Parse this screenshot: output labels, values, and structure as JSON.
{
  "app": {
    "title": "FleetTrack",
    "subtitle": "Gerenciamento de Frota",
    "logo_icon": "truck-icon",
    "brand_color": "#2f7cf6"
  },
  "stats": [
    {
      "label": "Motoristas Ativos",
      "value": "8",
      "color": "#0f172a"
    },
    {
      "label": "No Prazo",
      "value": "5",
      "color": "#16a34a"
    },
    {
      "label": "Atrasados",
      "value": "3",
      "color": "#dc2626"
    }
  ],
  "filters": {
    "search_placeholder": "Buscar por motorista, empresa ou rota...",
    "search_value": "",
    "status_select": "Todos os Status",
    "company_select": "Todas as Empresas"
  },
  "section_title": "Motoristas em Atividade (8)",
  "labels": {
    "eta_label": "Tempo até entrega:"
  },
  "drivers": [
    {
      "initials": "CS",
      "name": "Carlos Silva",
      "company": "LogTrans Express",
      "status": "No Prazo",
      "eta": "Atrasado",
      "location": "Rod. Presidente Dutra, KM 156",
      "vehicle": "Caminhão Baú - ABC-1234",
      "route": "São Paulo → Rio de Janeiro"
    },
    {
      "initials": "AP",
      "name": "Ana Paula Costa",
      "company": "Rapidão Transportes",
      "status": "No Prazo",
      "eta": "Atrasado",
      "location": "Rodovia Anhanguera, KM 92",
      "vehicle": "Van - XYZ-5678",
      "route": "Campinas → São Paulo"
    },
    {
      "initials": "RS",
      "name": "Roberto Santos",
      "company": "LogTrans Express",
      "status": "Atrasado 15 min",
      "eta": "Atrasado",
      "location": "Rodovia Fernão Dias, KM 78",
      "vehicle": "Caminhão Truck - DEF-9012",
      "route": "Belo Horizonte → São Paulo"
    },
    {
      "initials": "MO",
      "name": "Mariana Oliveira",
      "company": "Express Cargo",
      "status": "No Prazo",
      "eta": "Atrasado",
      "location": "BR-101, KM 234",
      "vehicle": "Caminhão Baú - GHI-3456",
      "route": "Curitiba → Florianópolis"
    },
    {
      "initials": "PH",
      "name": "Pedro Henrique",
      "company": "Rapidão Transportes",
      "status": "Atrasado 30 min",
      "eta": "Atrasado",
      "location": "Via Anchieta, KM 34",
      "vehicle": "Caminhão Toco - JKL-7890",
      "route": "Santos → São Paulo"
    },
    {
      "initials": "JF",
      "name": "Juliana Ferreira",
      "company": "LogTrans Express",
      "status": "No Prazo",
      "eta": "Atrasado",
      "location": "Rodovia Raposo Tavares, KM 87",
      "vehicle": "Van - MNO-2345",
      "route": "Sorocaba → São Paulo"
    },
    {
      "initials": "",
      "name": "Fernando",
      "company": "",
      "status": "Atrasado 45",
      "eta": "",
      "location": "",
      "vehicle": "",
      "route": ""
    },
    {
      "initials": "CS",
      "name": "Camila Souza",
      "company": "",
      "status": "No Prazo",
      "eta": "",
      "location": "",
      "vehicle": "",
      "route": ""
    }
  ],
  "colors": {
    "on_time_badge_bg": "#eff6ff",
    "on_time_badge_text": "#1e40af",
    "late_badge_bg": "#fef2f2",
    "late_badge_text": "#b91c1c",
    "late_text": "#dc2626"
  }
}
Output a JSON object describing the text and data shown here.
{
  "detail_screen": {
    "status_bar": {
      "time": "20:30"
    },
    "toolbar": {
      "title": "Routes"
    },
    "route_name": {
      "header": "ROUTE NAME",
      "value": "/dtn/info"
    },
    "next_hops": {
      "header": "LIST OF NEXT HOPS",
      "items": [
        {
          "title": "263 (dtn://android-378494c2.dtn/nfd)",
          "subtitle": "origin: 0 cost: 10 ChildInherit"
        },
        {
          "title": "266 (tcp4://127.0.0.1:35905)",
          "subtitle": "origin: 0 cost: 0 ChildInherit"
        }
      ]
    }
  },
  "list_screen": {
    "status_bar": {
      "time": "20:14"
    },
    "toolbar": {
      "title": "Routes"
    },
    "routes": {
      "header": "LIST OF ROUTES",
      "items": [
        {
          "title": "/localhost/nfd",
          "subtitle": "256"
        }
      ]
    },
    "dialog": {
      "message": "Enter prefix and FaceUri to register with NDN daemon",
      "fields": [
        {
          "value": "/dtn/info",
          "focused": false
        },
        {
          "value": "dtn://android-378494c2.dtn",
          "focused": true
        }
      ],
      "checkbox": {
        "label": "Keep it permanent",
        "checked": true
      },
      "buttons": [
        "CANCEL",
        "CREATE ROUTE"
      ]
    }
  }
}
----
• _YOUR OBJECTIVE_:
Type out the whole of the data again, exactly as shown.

• _ANSWER TO THE PROBLEM_:
Parse this screenshot: output labels, values, and structure as JSON.
{
  "app": {
    "title": "FleetTrack",
    "subtitle": "Gerenciamento de Frota",
    "logo_icon": "truck-icon",
    "brand_color": "#2f7cf6"
  },
  "stats": [
    {
      "label": "Motoristas Ativos",
      "value": "8",
      "color": "#0f172a"
    },
    {
      "label": "No Prazo",
      "value": "5",
      "color": "#16a34a"
    },
    {
      "label": "Atrasados",
      "value": "3",
      "color": "#dc2626"
    }
  ],
  "filters": {
    "search_placeholder": "Buscar por motorista, empresa ou rota...",
    "search_value": "",
    "status_select": "Todos os Status",
    "company_select": "Todas as Empresas"
  },
  "section_title": "Motoristas em Atividade (8)",
  "labels": {
    "eta_label": "Tempo até entrega:"
  },
  "drivers": [
    {
      "initials": "CS",
      "name": "Carlos Silva",
      "company": "LogTrans Express",
      "status": "No Prazo",
      "eta": "Atrasado",
      "location": "Rod. Presidente Dutra, KM 156",
      "vehicle": "Caminhão Baú - ABC-1234",
      "route": "São Paulo → Rio de Janeiro"
    },
    {
      "initials": "AP",
      "name": "Ana Paula Costa",
      "company": "Rapidão Transportes",
      "status": "No Prazo",
      "eta": "Atrasado",
      "location": "Rodovia Anhanguera, KM 92",
      "vehicle": "Van - XYZ-5678",
      "route": "Campinas → São Paulo"
    },
    {
      "initials": "RS",
      "name": "Roberto Santos",
      "company": "LogTrans Express",
      "status": "Atrasado 15 min",
      "eta": "Atrasado",
      "location": "Rodovia Fernão Dias, KM 78",
      "vehicle": "Caminhão Truck - DEF-9012",
      "route": "Belo Horizonte → São Paulo"
    },
    {
      "initials": "MO",
      "name": "Mariana Oliveira",
      "company": "Express Cargo",
      "status": "No Prazo",
      "eta": "Atrasado",
      "location": "BR-101, KM 234",
      "vehicle": "Caminhão Baú - GHI-3456",
      "route": "Curitiba → Florianópolis"
    },
    {
      "initials": "PH",
      "name": "Pedro Henrique",
      "company": "Rapidão Transportes",
      "status": "Atrasado 30 min",
      "eta": "Atrasado",
      "location": "Via Anchieta, KM 34",
      "vehicle": "Caminhão Toco - JKL-7890",
      "route": "Santos → São Paulo"
    },
    {
      "initials": "JF",
      "name": "Juliana Ferreira",
      "company": "LogTrans Express",
      "status": "No Prazo",
      "eta": "Atrasado",
      "location": "Rodovia Raposo Tavares, KM 87",
      "vehicle": "Van - MNO-2345",
      "route": "Sorocaba → São Paulo"
    },
    {
      "initials": "",
      "name": "Fernando",
      "company": "",
      "status": "Atrasado 45",
      "eta": "",
      "location": "",
      "vehicle": "",
      "route": ""
    },
    {
      "initials": "CS",
      "name": "Camila Souza",
      "company": "",
      "status": "No Prazo",
      "eta": "",
      "location": "",
      "vehicle": "",
      "route": ""
    }
  ],
  "colors": {
    "on_time_badge_bg": "#eff6ff",
    "on_time_badge_text": "#1e40af",
    "late_badge_bg": "#fef2f2",
    "late_badge_text": "#b91c1c",
    "late_text": "#dc2626"
  }
}
Output a JSON object describing the text and data shown here.
{
  "detail_screen": {
    "status_bar": {
      "time": "20:30"
    },
    "toolbar": {
      "title": "Routes"
    },
    "route_name": {
      "header": "ROUTE NAME",
      "value": "/dtn/info"
    },
    "next_hops": {
      "header": "LIST OF NEXT HOPS",
      "items": [
        {
          "title": "263 (dtn://android-378494c2.dtn/nfd)",
          "subtitle": "origin: 0 cost: 10 ChildInherit"
        },
        {
          "title": "266 (tcp4://127.0.0.1:35905)",
          "subtitle": "origin: 0 cost: 0 ChildInherit"
        }
      ]
    }
  },
  "list_screen": {
    "status_bar": {
      "time": "20:14"
    },
    "toolbar": {
      "title": "Routes"
    },
    "routes": {
      "header": "LIST OF ROUTES",
      "items": [
        {
          "title": "/localhost/nfd",
          "subtitle": "256"
        }
      ]
    },
    "dialog": {
      "message": "Enter prefix and FaceUri to register with NDN daemon",
      "fields": [
        {
          "value": "/dtn/info",
          "focused": false
        },
        {
          "value": "dtn://android-378494c2.dtn",
          "focused": true
        }
      ],
      "checkbox": {
        "label": "Keep it permanent",
        "checked": true
      },
      "buttons": [
        "CANCEL",
        "CREATE ROUTE"
      ]
    }
  }
}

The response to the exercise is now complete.